Again, the object is to line up the cambium layers as closely as possible. This is really important using this method, because when you cut down the middle you are exposing a lot of wood. Wood will not graft to anything if the cambium does not line up. Matching the diameter of the scion to the diameter of the rootstock as closely as possible makes lining up the cambium fairly easy.


If you look closely near the bottom of the graft union you will see little tiny fragments of frayed tissue, these frayed pieces should not be left in the graft union, they will affect the healing, and could ruin the graft. This fraying happens when your knife is not sharp enough. Some people use single edge razor blades instead of a knife, but I've found them to be difficult to use.


Notice how air tight the finished graft union is in the photos above and below.


Notice the green leaves in the above photo. Those are from the rootstock, a Green Japanese Maple. Should you leave these leaves and small branches on the rootstock after the graft is complete?

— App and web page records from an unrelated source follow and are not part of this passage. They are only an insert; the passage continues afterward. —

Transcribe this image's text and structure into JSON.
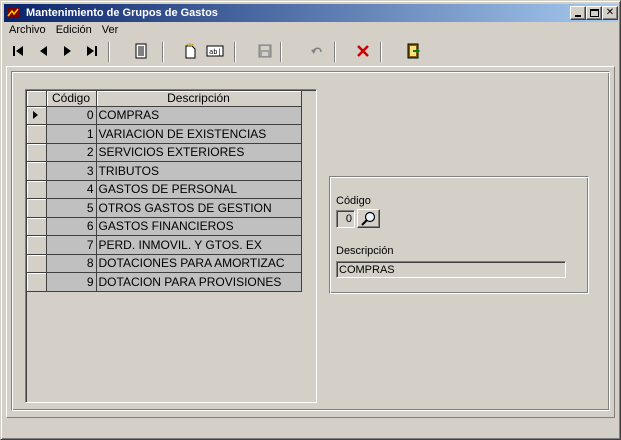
{
  "window": {
    "title": "Mantenimiento de Grupos de Gastos"
  },
  "menu": [
    {
      "label": "Archivo"
    },
    {
      "label": "Edición"
    },
    {
      "label": "Ver"
    }
  ],
  "grid": {
    "columns": [
      "Código",
      "Descripción"
    ],
    "rows": [
      {
        "codigo": "0",
        "descripcion": "COMPRAS"
      },
      {
        "codigo": "1",
        "descripcion": "VARIACION DE EXISTENCIAS"
      },
      {
        "codigo": "2",
        "descripcion": "SERVICIOS EXTERIORES"
      },
      {
        "codigo": "3",
        "descripcion": "TRIBUTOS"
      },
      {
        "codigo": "4",
        "descripcion": "GASTOS DE PERSONAL"
      },
      {
        "codigo": "5",
        "descripcion": "OTROS GASTOS DE GESTION"
      },
      {
        "codigo": "6",
        "descripcion": "GASTOS FINANCIEROS"
      },
      {
        "codigo": "7",
        "descripcion": "PERD. INMOVIL. Y GTOS. EX"
      },
      {
        "codigo": "8",
        "descripcion": "DOTACIONES PARA AMORTIZAC"
      },
      {
        "codigo": "9",
        "descripcion": "DOTACION PARA PROVISIONES"
      }
    ]
  },
  "detail": {
    "codigo_label": "Código",
    "codigo_value": "0",
    "descripcion_label": "Descripción",
    "descripcion_value": "COMPRAS"
  },
  "toolbar": {
    "icons": [
      "first-record-icon",
      "prev-record-icon",
      "next-record-icon",
      "last-record-icon",
      "list-icon",
      "new-record-icon",
      "edit-record-icon",
      "save-icon",
      "undo-icon",
      "delete-icon",
      "exit-icon"
    ]
  },
  "colors": {
    "title_start": "#0a246a",
    "title_end": "#a6caf0",
    "delete_red": "#cc0000"
  }
}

It's up to you. I've left them on, thinking that through photosynthesis the leaves from the rootstock would cause the nutrients to flow, helping to heal the graft sooner. But I've also removed all the growth from the rootstock, in which case little photosynthesis will take place until the scion buds out, and I haven't really seen a difference. In some cases I thought the plants where I removed all the growth from the rootstock, actually showed new growth on the scion sooner, and the grafts were more successful.

But I urge you to test this on your own and see what works the best for you.

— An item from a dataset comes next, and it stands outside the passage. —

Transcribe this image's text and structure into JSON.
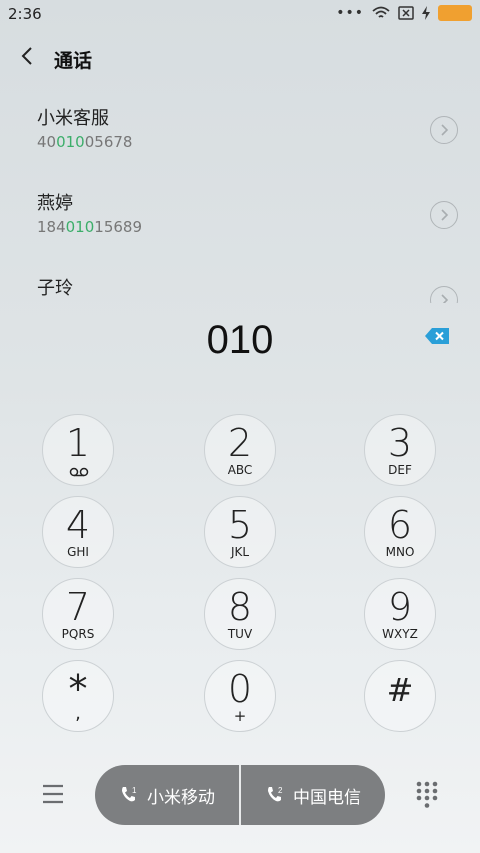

Caring for your recently grafted plants after the process is complete is extremely important to the success of your efforts. Once the graft is complete keep the plants warm, 70 degrees F. is ideal. Maintain this temperature for a period of at least three to four weeks, giving the graft unions plenty of time to heal.

Maintaining a relatively high humidity around the graft union also helps the healing process. One way to do this is to wrap the graft union with a piece of plastic cellophane and make sure some moisture gets trapped under the plastic.

Make sure your plants also receive some light. Natural light from a window is best, but if that is not possible provide some artificial light.

Don’t move your new grafts outside until the danger of frost has past. Be careful not to put them in the full sun right away. At least 50% shade is best until they harden off completely. I keep my grafted plants under shade for the entire first season. I also provide winter protection for them during their first winter outside. I build a frame house and cover it with white plastic. Make sure you put mouse bait in the house! The little snots ate a bunch of my Japanese Maples one year. Actually they just girdle them up about 4", just enough to kill the plant.

Grafting is not difficult to do, but it does require patience and an area where you can work indoors during the winter. It is well worth the time and effort you put into it. Grafting can produce some really interesting plants!

Questions? I do my best to answer all questions on my blog...